When I wake up in the morning feeling congested, I turn on the Weather Channel. As the Air Quality Report shows Unhealthy for Certain Groups, I think about growing up in a polluted Pittsburgh where the sun shone as an orange disk through the smog. Later I saw a power plant in Ohio with a stack so tall that the company bragged that pollutants would never reach the ground. Years later, I heard a that dust-borne bacteria from the Sahara Desert was killing coral in the Caribbean, and an aunt of mine complained that each time she took a cruise to Alaska there was less and less beautiful ice. Forty years ago, I even heard about receding ice when I visited a glacier in the Canadian Rockies. I also remember once when the smell of forest fires in Colorado was noticeable in the Northeast. A lot has been learned about pollution since then. Considerable progress has been made. It is especially noticeable in Pittsburgh, but there is still much to be done in many other parts of the world.
I started my career at a steel mill with smoke and gases spewing everywhere and later spent time in factories all over the country that used dangerous chemicals. I think about workers who have died from exposure to asbestos and coal dust including those involved in the cleanup of the World Trade Center site in New York after the 9-11-2001 terror attacks. I remember the controversy about acid rain traveling to New Jersey from Ohio and dust coming to the Caribbean from the Sahara. Now the talk is about mercury from China raining down on the waters off the coast of the Western United States and tainting wild fish caught in the sea. Reports show more widespread damage as researchers keep looking for it farther and farther from the sources. Measures like tall stacks may help to prevent high localized concentrations of pollutants, but cannot keep up with the broad, longterm impacts.
No doubt these poisons are building up in our bodies. Certainly does not sound pleasant or reassuring, does it? Especially when no one really knows precisely what concentrations are hazardous to our health!
The question is, “What can we do about it?” Or, would it be better not to know so much? One thing is certain. This is an important subject for Outcome Improvement. Please watch for more commentary on it.
A few years ago, I printed a few thousand pages per month on my laser printer. I wore out several of them and used dozens of cartridges and countless cartons of paper. Today, I hardly ever turn my printers on. In many respects I have gone paperless and have readily searchable files in electronic filing cabinets. However, it is not as simple as it sounds. Along with the benefits, there is a downside.
I can remember seeing people on television who had lost all of their personal records. One woman tearfully told a reporter how all of her children’s baby pictures were in the house that they were watching float down a river to certain destruction. A survivor of Hurricane Katrina had also lost all his medical records when his hospital and doctor’s office were distroyed. It was difficult for him to tell doctors what they needed to know to treat him. Having electronic records in their pockets would have helped both of them.
Businesses also save millions of dollars of postage and other costs when they can send out bills via email, and it is easier and cheaper for customers to pay online.

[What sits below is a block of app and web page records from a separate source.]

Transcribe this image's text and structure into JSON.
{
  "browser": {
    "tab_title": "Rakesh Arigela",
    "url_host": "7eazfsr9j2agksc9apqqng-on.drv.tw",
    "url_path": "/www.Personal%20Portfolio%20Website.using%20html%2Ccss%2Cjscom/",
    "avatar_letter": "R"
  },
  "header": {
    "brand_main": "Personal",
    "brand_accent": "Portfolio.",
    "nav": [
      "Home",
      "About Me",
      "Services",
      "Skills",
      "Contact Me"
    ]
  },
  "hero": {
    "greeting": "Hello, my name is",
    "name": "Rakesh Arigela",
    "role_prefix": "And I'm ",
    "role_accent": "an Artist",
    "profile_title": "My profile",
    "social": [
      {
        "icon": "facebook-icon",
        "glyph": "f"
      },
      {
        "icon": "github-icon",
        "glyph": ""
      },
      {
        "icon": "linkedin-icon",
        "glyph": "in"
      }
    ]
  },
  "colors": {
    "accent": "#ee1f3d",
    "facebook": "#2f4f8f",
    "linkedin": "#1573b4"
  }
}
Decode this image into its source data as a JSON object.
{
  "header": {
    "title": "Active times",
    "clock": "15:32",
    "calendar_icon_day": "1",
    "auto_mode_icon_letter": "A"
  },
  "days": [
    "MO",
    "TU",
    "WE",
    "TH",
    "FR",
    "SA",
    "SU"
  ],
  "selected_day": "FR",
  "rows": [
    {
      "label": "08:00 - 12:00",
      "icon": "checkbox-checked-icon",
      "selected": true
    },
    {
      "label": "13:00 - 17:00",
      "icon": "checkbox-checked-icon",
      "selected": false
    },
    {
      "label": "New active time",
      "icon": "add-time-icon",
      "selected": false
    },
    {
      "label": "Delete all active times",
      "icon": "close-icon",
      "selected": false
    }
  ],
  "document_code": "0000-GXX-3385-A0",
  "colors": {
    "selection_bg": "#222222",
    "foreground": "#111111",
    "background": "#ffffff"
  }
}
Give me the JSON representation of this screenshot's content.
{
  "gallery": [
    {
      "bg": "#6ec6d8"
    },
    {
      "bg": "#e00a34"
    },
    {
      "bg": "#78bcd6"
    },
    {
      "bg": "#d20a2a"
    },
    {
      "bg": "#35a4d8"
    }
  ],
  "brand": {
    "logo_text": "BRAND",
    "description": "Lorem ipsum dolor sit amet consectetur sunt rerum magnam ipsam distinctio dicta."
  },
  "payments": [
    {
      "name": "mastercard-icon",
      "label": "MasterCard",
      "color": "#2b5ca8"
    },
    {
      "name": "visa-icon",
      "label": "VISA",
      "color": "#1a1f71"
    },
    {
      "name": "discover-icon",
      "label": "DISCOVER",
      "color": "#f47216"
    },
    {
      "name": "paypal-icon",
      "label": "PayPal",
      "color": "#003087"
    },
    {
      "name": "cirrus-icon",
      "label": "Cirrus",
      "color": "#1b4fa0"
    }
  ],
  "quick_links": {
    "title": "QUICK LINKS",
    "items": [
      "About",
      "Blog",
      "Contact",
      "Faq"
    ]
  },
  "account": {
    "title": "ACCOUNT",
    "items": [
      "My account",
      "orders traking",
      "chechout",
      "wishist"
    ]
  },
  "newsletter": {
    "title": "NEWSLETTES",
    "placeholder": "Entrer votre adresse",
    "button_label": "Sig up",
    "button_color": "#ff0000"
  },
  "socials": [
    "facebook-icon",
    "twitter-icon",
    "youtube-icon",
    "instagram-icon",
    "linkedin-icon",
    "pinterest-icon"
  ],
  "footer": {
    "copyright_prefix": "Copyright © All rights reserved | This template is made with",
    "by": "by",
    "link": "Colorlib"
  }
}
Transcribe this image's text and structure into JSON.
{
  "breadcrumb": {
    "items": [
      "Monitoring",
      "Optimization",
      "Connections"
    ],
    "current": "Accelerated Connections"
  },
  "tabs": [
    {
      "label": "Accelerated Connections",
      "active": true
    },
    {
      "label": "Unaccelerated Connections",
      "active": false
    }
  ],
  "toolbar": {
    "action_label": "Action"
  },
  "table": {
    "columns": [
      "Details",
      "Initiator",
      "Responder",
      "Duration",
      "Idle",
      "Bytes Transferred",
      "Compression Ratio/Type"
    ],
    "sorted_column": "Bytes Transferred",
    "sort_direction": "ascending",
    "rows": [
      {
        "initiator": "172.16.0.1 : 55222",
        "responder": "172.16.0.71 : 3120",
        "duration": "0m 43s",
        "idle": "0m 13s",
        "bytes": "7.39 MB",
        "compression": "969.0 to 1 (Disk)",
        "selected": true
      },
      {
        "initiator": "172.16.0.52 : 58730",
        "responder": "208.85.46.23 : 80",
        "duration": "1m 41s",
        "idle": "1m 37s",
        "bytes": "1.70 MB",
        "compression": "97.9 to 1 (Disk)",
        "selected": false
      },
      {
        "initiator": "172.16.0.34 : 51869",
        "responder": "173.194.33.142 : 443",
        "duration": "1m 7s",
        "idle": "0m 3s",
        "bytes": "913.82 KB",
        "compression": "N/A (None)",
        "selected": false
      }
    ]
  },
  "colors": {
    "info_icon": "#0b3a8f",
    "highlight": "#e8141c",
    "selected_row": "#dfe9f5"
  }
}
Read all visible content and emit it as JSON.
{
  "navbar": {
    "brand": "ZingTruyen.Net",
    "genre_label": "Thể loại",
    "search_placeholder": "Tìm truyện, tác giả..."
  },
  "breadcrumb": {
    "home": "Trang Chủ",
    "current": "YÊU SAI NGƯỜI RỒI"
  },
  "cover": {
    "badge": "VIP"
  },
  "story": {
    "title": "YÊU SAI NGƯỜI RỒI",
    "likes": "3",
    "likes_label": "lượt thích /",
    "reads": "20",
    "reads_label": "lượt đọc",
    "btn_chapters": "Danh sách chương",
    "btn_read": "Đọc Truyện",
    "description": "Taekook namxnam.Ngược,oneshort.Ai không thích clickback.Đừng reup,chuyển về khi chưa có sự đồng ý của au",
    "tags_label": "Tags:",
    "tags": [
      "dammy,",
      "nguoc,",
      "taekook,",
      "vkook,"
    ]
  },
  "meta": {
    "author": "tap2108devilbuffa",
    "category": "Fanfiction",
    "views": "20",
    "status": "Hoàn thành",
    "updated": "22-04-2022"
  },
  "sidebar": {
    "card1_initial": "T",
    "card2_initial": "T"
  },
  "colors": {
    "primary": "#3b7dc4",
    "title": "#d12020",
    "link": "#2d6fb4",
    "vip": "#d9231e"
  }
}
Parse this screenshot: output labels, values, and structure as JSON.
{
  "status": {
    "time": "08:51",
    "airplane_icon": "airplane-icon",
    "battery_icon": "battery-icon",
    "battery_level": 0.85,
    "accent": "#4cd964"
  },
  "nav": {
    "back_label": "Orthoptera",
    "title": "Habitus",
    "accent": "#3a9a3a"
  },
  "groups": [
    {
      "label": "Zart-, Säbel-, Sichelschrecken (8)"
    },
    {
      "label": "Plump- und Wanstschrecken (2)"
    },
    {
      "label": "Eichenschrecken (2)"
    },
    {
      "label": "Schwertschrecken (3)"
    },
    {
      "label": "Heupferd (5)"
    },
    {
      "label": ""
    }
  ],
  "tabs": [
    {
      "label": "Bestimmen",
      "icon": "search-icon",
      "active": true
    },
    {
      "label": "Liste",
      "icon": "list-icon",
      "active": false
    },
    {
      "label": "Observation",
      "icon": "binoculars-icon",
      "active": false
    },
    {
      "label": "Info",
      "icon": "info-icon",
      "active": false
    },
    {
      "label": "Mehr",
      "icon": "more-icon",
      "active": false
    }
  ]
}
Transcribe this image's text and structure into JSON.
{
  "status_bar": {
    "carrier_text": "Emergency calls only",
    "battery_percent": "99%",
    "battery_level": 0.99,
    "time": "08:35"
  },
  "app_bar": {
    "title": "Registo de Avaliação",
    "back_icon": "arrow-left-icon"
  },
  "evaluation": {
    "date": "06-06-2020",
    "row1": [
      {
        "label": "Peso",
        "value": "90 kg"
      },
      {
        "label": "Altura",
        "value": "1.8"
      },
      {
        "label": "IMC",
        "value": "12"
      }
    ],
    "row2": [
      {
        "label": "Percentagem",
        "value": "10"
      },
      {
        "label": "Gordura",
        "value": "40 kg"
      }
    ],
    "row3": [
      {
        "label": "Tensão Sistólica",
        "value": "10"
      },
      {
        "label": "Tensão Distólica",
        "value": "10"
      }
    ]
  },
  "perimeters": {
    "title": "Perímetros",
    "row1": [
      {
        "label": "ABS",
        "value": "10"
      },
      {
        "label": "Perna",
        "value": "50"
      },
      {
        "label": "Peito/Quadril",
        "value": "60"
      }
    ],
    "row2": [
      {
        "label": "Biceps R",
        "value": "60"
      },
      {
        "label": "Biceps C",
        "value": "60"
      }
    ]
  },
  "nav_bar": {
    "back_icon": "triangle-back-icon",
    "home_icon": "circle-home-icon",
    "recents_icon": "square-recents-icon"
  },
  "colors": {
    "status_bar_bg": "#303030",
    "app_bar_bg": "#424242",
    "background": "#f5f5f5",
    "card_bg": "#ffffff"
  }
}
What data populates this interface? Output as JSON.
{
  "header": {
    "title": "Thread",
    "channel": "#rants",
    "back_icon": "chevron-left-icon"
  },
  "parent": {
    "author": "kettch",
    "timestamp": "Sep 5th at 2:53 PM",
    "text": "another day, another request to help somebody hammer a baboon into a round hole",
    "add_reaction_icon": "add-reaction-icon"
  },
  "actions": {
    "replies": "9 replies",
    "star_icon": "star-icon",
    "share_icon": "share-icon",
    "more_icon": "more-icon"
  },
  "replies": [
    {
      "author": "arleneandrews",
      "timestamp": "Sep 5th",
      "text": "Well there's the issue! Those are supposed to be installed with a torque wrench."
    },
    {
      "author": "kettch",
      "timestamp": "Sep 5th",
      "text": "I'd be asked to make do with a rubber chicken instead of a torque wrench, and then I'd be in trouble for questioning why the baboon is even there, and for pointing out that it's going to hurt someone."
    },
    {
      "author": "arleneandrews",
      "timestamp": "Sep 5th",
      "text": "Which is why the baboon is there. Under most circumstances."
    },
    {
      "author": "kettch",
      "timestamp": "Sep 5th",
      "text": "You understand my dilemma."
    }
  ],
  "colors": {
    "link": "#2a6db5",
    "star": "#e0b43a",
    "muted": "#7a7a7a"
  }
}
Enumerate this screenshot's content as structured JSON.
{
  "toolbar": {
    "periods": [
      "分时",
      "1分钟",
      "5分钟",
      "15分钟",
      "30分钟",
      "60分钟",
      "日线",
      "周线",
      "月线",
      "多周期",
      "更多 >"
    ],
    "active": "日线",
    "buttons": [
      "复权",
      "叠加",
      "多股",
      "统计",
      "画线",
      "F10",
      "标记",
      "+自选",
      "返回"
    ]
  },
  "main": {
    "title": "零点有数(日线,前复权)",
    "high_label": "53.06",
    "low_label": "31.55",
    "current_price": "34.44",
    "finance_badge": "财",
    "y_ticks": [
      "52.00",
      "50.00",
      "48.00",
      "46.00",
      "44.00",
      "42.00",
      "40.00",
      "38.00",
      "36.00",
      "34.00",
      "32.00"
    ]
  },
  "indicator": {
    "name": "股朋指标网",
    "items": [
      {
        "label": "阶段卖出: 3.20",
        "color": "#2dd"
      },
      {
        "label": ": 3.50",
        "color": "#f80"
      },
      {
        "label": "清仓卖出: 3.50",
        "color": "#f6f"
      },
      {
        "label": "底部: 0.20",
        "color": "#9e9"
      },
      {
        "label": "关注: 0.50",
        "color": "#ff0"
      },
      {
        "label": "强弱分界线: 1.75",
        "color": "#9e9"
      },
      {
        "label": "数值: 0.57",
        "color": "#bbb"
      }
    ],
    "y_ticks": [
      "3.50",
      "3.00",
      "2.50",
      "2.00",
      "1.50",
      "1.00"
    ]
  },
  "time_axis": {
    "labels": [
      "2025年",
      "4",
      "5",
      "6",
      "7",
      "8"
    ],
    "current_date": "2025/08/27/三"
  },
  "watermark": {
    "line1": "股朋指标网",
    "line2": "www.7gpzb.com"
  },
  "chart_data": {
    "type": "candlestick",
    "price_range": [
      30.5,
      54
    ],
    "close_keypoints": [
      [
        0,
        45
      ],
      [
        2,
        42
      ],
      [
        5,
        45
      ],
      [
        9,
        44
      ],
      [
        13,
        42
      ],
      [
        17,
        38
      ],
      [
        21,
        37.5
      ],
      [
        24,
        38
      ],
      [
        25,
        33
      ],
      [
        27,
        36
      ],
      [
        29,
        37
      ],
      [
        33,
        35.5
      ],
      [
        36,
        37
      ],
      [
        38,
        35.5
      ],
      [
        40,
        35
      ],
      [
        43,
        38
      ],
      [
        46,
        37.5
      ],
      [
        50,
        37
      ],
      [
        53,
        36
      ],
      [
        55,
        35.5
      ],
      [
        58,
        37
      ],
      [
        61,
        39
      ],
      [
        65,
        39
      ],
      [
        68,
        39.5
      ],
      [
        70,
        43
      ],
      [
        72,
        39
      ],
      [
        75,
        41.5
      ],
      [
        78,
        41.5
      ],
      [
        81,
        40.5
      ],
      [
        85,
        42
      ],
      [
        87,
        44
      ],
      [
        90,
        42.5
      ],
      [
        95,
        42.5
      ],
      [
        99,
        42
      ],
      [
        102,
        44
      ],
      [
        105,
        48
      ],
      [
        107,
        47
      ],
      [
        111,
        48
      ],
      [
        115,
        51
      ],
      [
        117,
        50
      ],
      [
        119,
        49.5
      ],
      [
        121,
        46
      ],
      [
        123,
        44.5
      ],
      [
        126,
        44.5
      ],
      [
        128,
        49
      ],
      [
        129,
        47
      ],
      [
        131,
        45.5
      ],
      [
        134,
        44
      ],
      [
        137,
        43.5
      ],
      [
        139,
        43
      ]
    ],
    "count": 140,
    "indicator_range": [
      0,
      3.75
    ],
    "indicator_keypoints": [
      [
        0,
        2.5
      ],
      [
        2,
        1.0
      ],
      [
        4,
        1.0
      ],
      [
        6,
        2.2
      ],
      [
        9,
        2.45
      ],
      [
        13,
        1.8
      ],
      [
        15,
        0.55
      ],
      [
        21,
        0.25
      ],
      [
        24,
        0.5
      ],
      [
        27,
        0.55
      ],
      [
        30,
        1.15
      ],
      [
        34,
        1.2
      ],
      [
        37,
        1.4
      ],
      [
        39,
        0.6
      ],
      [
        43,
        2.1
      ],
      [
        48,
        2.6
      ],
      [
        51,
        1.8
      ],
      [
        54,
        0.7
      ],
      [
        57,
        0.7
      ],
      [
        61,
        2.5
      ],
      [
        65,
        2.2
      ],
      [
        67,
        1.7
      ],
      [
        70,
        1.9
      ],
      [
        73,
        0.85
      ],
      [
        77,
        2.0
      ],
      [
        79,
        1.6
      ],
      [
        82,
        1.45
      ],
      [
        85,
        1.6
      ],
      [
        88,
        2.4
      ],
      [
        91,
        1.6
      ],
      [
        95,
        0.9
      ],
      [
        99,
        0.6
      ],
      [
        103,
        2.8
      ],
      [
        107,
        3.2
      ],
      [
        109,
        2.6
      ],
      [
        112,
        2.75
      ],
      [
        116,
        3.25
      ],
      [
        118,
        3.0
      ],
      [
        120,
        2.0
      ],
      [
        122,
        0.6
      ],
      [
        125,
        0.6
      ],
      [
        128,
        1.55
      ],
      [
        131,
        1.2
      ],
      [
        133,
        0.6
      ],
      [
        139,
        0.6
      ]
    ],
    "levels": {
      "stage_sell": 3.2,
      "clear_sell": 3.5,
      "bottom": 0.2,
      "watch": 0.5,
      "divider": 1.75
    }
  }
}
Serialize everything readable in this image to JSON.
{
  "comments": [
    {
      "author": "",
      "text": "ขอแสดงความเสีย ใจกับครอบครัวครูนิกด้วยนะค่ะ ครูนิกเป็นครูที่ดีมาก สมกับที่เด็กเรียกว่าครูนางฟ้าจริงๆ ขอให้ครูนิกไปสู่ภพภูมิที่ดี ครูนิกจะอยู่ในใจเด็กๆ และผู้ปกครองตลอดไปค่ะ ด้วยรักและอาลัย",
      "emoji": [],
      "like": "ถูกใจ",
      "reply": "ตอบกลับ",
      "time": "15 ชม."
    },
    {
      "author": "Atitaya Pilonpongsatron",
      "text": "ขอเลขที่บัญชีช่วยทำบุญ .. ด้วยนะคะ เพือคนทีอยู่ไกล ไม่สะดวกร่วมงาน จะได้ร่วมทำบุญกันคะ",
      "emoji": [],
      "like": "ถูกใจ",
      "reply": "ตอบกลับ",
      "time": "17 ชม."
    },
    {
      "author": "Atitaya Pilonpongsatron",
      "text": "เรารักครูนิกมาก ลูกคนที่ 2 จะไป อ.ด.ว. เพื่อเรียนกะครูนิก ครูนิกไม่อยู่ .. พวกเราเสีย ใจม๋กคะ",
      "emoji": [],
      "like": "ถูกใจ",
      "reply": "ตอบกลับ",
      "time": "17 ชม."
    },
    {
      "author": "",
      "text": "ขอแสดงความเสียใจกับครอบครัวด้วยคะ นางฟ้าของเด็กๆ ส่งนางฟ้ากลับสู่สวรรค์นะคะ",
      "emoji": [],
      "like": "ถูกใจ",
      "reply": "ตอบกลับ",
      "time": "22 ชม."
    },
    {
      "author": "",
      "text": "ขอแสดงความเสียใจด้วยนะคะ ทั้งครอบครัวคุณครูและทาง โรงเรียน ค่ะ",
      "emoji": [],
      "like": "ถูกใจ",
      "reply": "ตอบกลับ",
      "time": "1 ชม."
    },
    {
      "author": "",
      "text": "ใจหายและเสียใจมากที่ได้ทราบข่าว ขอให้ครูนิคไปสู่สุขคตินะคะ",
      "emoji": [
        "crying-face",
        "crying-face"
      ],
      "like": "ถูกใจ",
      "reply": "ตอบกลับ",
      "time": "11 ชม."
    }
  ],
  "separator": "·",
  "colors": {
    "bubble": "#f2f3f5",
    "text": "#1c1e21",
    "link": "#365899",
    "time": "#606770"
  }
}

There are security concerns, but think of all the forests that can be saved. Yet, email reminders may get lost and there are healthy penalties for failing to pay on time, and people who need receipts must now print their own. Also, if you store your records online, in a cloud somewhere, there is no guarantee that the business will not be discontinued as is happening with Google Health and their online personal health records. Fortunately, for Google Health’s users, Google is giving their customers plenty of time to find alternatives and make an orderly transition.
For the do-it-yourself electronic recordkeepers, there is another set of challenges. People who remember 35mm slides, 5-1/4 inch and 3-1/2 inch diskettes, 8-track tape, VHS and music cassettes, and other obsolete media have probably agonized when they found that they no longer had a means of using their old media. When they could find a working machine to read it, they often found that the media had degraded and could no longer be read. Electronic files become corrupted and, at best, it can take a costly commercial or government process to attempt to reconstruct electronic information. It is certainly not possible for the masses.
I have scanners that enable me to convert documents and pictures into digital files. I could not be without them. However, once something is digital, dangers of corrupted files and outdated media need to be addressed. The first time I lost a few pictures on a camera memory card reminded me that everything has a failure mode. Same thing with hard drives that have a lot of moving parts and wear and tear. Then there are CD-ROMs and DVDs. Even if they stay in their jackets and avoid scratches, they will ultimately deteriorate. Molecules constantly jump around and fields from magnetic particles damage adjacent areas on tapes.
Backing up information is extremely important no matter where it resides. Consider the smartphone with the MicroSD card. The phone can be lost or stolen. It can fall into water. However, even electronic solid-state memories have life expectancies like my camera memory card. Some fail prematurely. Same with ubiquitous flash drives. Some memories are consumer grade, designed to last several years; others are commercial grade and cost a large premium, but should be good for ten years or so.
Even experts get surprised. Redundancy is the best way to minimize risk and exposure. Part of a good backup policy says to separate the copies as far as possible. We are reminded of the small company in San Francisco that kept backups on a different floor in the same building. They were lucky, but what if an earthquake had damaged or destroyed the building.